And the looks that I meet, and the sounds that Like a heart-cherished home on some desolate
I hear, plain!
Are not light to my spirit, nor song to my ear; Who as she smiles in the silvery light, And sunshine is round me, which I cannot see, Spreading her wings on the bosom of night,
And eyes that beam kindness, but not for me!
And nothing, I think, but my heart is sad!
And I seem like a blight in a region of bloom, Hearts that are parted and broken for ever!
While I dwell in my own little circle of gloom!
And I list, with a start, to the gushing of glad'Tis thus with our life, while it passes along,
ness, Like a vessel at sea, amid sunshine and song:
Oh! how it grates on a bosom all sadness! Gaily we glide, in the gaze of the world,
So I turn from a world where I never was With streamers afloat, and with canvass unfurled ;
known, To sit in my sorrow,
and all alone! All gladness and glory to wandering eyes, Yet chartered by sorrow, and freighted with
sighs ? Fading and false is the aspect it wears,
And I have hung on other sighs,
And loved the music which they gave,
Like that which perished in the grave.
And I have left the cold and dead,
To mingle with the living cold; Shall I behold the wild flower wave!
There is a weight around my head,
My heart is growing old; They laid her where the sun and moon
Oh! for a refuge and a home,
With thee, dead Ellen, in thy tomb!
Age sits upon my breast and brain,
My spirit fades before its time; Grow dirge-like, as it stole along!
But they are all thine own again,
Lost partner of their prime!
And thou art dearer, in thy shroud,
Than all the false and living crowd!
Rise, gentle vision of the hours,
like birds that come not back! A young Egeria of the mind!
And fling thy pale and funeral flowers
On memory's wasted track! 'Tis years ago! and other eyes

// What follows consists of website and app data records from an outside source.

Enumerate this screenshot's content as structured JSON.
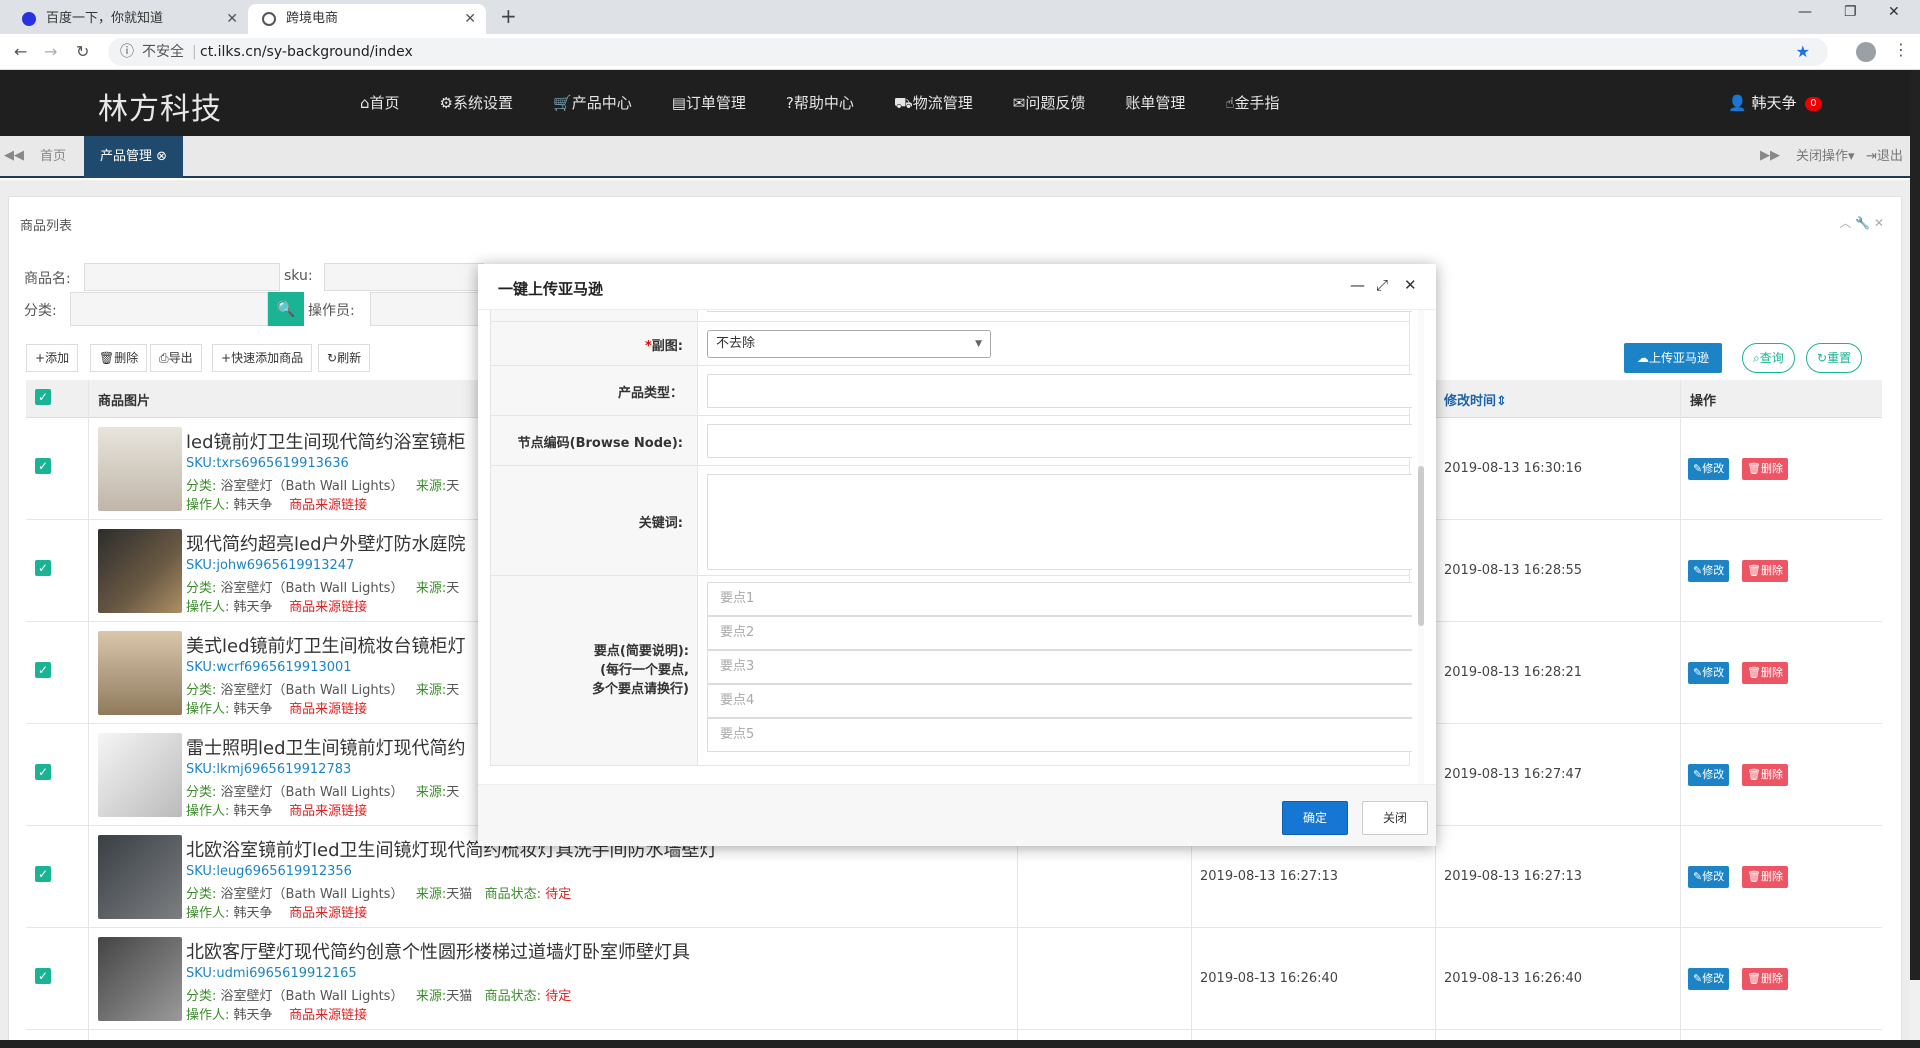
{
  "browser": {
    "tabs": [
      {
        "label": "百度一下，你就知道"
      },
      {
        "label": "跨境电商"
      }
    ],
    "insecure_label": "不安全",
    "url": "ct.ilks.cn/sy-background/index"
  },
  "header": {
    "logo": "林方科技",
    "nav": [
      "首页",
      "系统设置",
      "产品中心",
      "订单管理",
      "帮助中心",
      "物流管理",
      "问题反馈",
      "账单管理",
      "金手指"
    ],
    "nav_icons": [
      "home-icon",
      "gear-icon",
      "cart-icon",
      "file-icon",
      "question-icon",
      "truck-icon",
      "comment-icon",
      "",
      "hand-icon"
    ],
    "user": "韩天争",
    "badge": "0"
  },
  "page_tabs": {
    "home": "首页",
    "active": "产品管理",
    "close_ops": "关闭操作",
    "logout": "退出"
  },
  "panel": {
    "title": "商品列表",
    "filters": {
      "name_label": "商品名:",
      "sku_label": "sku:",
      "category_label": "分类:",
      "operator_label": "操作员:"
    },
    "toolbar": [
      "添加",
      "删除",
      "导出",
      "快速添加商品",
      "刷新"
    ],
    "upload_amazon": "上传亚马逊",
    "query": "查询",
    "reset": "重置"
  },
  "table": {
    "headers": {
      "image": "商品图片",
      "modified": "修改时间",
      "ops": "操作"
    },
    "sku_prefix": "SKU:",
    "cat_prefix": "分类:",
    "source_prefix": "来源:",
    "status_prefix": "商品状态:",
    "operator_prefix": "操作人:",
    "source_link": "商品来源链接",
    "edit": "修改",
    "delete": "删除",
    "rows": [
      {
        "title": "led镜前灯卫生间现代简约浴室镜柜",
        "sku": "txrs6965619913636",
        "category": "浴室壁灯（Bath Wall Lights）",
        "source": "天",
        "status": "",
        "operator": "韩天争",
        "created": "",
        "modified": "2019-08-13 16:30:16"
      },
      {
        "title": "现代简约超亮led户外壁灯防水庭院",
        "sku": "johw6965619913247",
        "category": "浴室壁灯（Bath Wall Lights）",
        "source": "天",
        "status": "",
        "operator": "韩天争",
        "created": "",
        "modified": "2019-08-13 16:28:55"
      },
      {
        "title": "美式led镜前灯卫生间梳妆台镜柜灯",
        "sku": "wcrf6965619913001",
        "category": "浴室壁灯（Bath Wall Lights）",
        "source": "天",
        "status": "",
        "operator": "韩天争",
        "created": "",
        "modified": "2019-08-13 16:28:21"
      },
      {
        "title": "雷士照明led卫生间镜前灯现代简约",
        "sku": "lkmj6965619912783",
        "category": "浴室壁灯（Bath Wall Lights）",
        "source": "天",
        "status": "",
        "operator": "韩天争",
        "created": "",
        "modified": "2019-08-13 16:27:47"
      },
      {
        "title": "北欧浴室镜前灯led卫生间镜灯现代简约梳妆灯具洗手间防水墙壁灯",
        "sku": "leug6965619912356",
        "category": "浴室壁灯（Bath Wall Lights）",
        "source": "天猫",
        "status": "待定",
        "operator": "韩天争",
        "created": "2019-08-13 16:27:13",
        "modified": "2019-08-13 16:27:13"
      },
      {
        "title": "北欧客厅壁灯现代简约创意个性圆形楼梯过道墙灯卧室师壁灯具",
        "sku": "udmi6965619912165",
        "category": "浴室壁灯（Bath Wall Lights）",
        "source": "天猫",
        "status": "待定",
        "operator": "韩天争",
        "created": "2019-08-13 16:26:40",
        "modified": "2019-08-13 16:26:40"
      }
    ]
  },
  "dialog": {
    "title": "一键上传亚马逊",
    "fields": {
      "sub_image_label": "副图:",
      "sub_image_value": "不去除",
      "product_type_label": "产品类型：",
      "browse_node_label": "节点编码(Browse Node):",
      "keywords_label": "关键词:",
      "bullets_label_1": "要点(简要说明):",
      "bullets_label_2": "(每行一个要点,",
      "bullets_label_3": "多个要点请换行)",
      "bullets": [
        "要点1",
        "要点2",
        "要点3",
        "要点4",
        "要点5"
      ]
    },
    "ok": "确定",
    "close": "关闭"
  },
  "colors": {
    "accent_green": "#1ab394",
    "accent_blue": "#1c84c6",
    "danger": "#ed5565",
    "header_bg": "#1f1f1f"
  }
}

Oh! for the wings that made thee blest, Have fung their beauty o'er my youth; To "fee away, and be at rest!”
B a yly.
Thomas Haynes Bayly ward zu Anfange dieses Jahrhunderts in Bath geboren, und widmete sich, da seine Eltern sehr wohlhabend waren, ganz den schönen Wissenschaften. 1826 verheirathete er sich und nahm seinen Wohnsitz an der Küste von Sussex; 1831 hatte er aber das Unglück sein Vermögen zu verlieren und musste nun von dem Ertrage seiner Feder leben. Er starb 1844 in dürftigen Verhältnissen.
Bayly hat mehrere dramatische Werke wie z. B. Perfection, sold for a Song, The Witness u. A. m., welche sich grossen Erfolges erfreuten, sowie viele prosaische Aufsätze und Erzählungen in Zeitschriften u. s. w. hinterlassen, welche noch eine besondere Sammlung und Herausgabe erwarten. Am Zahlreichsten und Verbreitetsten jedoch sind seine bis jetzt ebenfalls in Journalen verstreuten Lieder, die sich durch reiche Phantasie, warmes Gefühl, glücklichen Humor, Lebendigkeit und gefällige Form höchst vortheilhaft auszeichnen und in ganz England überall gesungen werden.